This is the last chance to put those policies in place before the UK hosts the UN Climate Conference (COP26) in November. There, it will preside over discussions aiming to achieve a huge uplift in action globally, to avoid the catastrophic impacts that are otherwise predicted to occur.
Net Zero needs Nature. Nature needs Net Zero. Both Need Adaptation. It’s as simple as that. The only kind of Net Zero Strategy that will be successful is one that integrates all three goals. Achieving Net Zero requires making the most of the natural carbon sequestration that can be harnessed from peatlands, woodlands, saltmarsh and other natural carbon stores. At the same time, these stores are at high risk of degradation and carbon loss from the more extreme climatic conditions that are already inevitable over the next 30 years; this is where adaptation comes in.
If global Net Zero fails however, adaptation alone cannot prevent an increase in damages, and the degradation of habitats and loss of carbon from extreme events like wildfire in a 2°C+ world will shift from dangerous to catastrophic even with the very high levels of adaptation that will still be required to at least reduce the impact. In this world, which we are currently heading to globally, there will be vastly increased carbon emissions from land-based sources and even more climate change. We are running out of time to turn this picture around.
Here are my top five nature-based policies that would help to make the Net Zero Strategy a success, bringing it together with Nature and Adaptation and painting a new, much brighter picture.
The UK’s peatlands are our largest natural carbon store by far; they store an estimated 11,000 MtCO2e, an order of magnitude more than that stored in trees. That carbon needs to stay locked up, and much more added on top. But that is not happening; the majority of UK peat is degraded due to intensive arable agriculture on lowland peat soils, and drainage on upland peat as well as burning for grouse shooting. Overall, our peatlands are emitting carbon.
Dry, drained peatlands – much of which are on designated sites but still degraded - are also highly vulnerable to losing more carbon from wildfires.
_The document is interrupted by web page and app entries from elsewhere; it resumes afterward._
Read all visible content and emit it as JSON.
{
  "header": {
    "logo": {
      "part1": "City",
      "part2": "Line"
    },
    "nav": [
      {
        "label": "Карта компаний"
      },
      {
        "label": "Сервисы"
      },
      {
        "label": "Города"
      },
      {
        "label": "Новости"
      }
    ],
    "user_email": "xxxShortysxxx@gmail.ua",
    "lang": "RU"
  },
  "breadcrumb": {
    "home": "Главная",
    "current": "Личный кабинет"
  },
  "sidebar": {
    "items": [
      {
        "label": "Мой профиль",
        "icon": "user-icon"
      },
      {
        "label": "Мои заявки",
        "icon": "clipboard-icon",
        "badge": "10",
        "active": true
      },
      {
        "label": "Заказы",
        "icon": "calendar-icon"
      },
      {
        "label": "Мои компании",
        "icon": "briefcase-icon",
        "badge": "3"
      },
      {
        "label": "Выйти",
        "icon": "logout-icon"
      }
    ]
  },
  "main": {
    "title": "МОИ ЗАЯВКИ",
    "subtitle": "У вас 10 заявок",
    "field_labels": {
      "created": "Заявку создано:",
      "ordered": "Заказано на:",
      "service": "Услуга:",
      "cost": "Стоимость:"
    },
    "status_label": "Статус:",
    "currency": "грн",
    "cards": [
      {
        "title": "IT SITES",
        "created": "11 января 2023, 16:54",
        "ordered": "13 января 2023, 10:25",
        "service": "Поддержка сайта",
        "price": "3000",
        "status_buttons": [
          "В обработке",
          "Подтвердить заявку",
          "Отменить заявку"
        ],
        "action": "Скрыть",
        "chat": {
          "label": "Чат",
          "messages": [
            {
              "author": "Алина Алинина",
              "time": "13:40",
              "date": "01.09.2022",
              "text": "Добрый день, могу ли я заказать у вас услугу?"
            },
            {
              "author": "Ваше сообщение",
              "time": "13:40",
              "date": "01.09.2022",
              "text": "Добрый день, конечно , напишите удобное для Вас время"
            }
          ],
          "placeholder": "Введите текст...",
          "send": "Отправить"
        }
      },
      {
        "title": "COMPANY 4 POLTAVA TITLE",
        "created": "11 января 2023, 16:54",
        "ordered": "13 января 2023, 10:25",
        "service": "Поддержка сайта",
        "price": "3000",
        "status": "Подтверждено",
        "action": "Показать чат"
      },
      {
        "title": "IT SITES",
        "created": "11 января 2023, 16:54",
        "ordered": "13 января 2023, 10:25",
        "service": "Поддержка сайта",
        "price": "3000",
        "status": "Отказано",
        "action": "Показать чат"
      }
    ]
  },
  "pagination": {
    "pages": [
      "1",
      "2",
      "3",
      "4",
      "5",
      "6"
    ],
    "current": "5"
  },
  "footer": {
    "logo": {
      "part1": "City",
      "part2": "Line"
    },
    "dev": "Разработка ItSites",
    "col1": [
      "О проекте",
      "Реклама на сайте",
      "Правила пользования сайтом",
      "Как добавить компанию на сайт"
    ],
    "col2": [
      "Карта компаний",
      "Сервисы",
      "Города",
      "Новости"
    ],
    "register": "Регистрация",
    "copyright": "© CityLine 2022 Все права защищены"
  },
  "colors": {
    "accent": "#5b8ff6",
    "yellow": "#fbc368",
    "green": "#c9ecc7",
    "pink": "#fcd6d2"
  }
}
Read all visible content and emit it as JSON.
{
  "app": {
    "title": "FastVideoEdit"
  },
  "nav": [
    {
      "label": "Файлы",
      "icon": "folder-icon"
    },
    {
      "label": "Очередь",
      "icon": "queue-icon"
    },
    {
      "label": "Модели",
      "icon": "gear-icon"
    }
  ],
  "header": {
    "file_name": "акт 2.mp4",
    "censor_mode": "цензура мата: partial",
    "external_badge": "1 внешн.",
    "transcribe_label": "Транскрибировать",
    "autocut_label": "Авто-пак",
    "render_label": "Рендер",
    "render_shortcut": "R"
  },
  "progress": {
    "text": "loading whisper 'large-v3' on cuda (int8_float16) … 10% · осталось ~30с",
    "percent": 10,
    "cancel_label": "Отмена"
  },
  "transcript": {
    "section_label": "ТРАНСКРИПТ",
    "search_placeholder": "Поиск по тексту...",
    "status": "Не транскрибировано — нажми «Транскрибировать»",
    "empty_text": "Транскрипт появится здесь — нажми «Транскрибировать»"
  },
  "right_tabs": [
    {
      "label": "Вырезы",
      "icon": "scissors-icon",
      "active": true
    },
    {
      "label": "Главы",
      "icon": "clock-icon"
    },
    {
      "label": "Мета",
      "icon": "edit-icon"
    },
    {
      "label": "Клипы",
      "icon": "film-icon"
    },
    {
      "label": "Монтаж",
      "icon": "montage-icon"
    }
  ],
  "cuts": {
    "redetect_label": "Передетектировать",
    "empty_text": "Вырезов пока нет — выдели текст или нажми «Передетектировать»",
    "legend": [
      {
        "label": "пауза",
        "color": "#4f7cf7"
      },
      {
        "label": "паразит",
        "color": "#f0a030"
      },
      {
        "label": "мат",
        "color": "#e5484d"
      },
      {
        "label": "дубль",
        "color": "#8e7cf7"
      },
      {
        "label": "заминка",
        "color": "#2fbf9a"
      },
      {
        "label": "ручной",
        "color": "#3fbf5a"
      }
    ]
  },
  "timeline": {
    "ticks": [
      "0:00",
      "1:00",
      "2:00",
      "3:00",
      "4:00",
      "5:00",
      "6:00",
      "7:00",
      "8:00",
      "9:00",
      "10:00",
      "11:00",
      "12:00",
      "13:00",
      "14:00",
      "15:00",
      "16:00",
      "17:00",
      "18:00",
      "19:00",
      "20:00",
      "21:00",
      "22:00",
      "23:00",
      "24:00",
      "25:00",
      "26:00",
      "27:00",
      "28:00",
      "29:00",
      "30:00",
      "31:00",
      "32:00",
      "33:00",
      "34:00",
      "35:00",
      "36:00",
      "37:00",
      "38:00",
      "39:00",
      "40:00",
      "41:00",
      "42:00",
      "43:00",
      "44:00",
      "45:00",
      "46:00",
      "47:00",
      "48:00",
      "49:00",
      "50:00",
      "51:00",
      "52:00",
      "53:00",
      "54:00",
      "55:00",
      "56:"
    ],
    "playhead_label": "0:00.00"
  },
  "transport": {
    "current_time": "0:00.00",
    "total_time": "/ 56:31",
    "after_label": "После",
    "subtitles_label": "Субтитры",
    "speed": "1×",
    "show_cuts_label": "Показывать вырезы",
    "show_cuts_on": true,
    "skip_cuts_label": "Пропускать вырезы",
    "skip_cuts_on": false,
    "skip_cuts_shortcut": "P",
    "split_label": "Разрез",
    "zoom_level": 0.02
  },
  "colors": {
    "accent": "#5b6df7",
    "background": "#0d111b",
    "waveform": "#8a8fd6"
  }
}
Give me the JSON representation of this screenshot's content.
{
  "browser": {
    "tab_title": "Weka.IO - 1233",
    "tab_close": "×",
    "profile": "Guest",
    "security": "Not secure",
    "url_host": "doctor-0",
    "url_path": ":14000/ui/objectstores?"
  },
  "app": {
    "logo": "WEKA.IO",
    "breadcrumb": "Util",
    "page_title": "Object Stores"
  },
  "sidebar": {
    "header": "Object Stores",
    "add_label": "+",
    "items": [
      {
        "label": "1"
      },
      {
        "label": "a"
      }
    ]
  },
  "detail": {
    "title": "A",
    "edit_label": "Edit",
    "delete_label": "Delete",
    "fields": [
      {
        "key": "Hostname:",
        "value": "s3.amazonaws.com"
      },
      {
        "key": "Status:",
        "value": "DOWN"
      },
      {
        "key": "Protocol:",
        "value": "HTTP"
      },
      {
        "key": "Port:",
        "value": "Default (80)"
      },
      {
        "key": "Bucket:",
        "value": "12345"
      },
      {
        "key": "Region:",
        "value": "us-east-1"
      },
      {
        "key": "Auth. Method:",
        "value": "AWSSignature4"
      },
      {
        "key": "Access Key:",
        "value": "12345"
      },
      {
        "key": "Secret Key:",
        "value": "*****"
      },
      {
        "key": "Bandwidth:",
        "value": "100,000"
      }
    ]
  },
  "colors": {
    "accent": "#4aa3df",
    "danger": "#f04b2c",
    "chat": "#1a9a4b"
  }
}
Climate change will add yet another threat from hotter drier conditions, leading to loss of further degraded peat; up to two-thirds by 2050. Peat accumulates at roughly 1 mm per year, so once it is gone, it is effectively irreplaceable. Policy pledges to restore peat have been frequent over the years, but far too small. The latest Peat Action Plan for England aims to only protect around 8% of upland peat. The Government needs to think much bigger.
We need to see: a target of 100% upland peat restoration before 2050; a complete ban on rotational burning now; cessation of arable/horticultural farming on deep peat and replacing this with vertical farming and paludiculture (wet farming); a wholesale ban on the use of peat in all horticulture and compost products, including imports.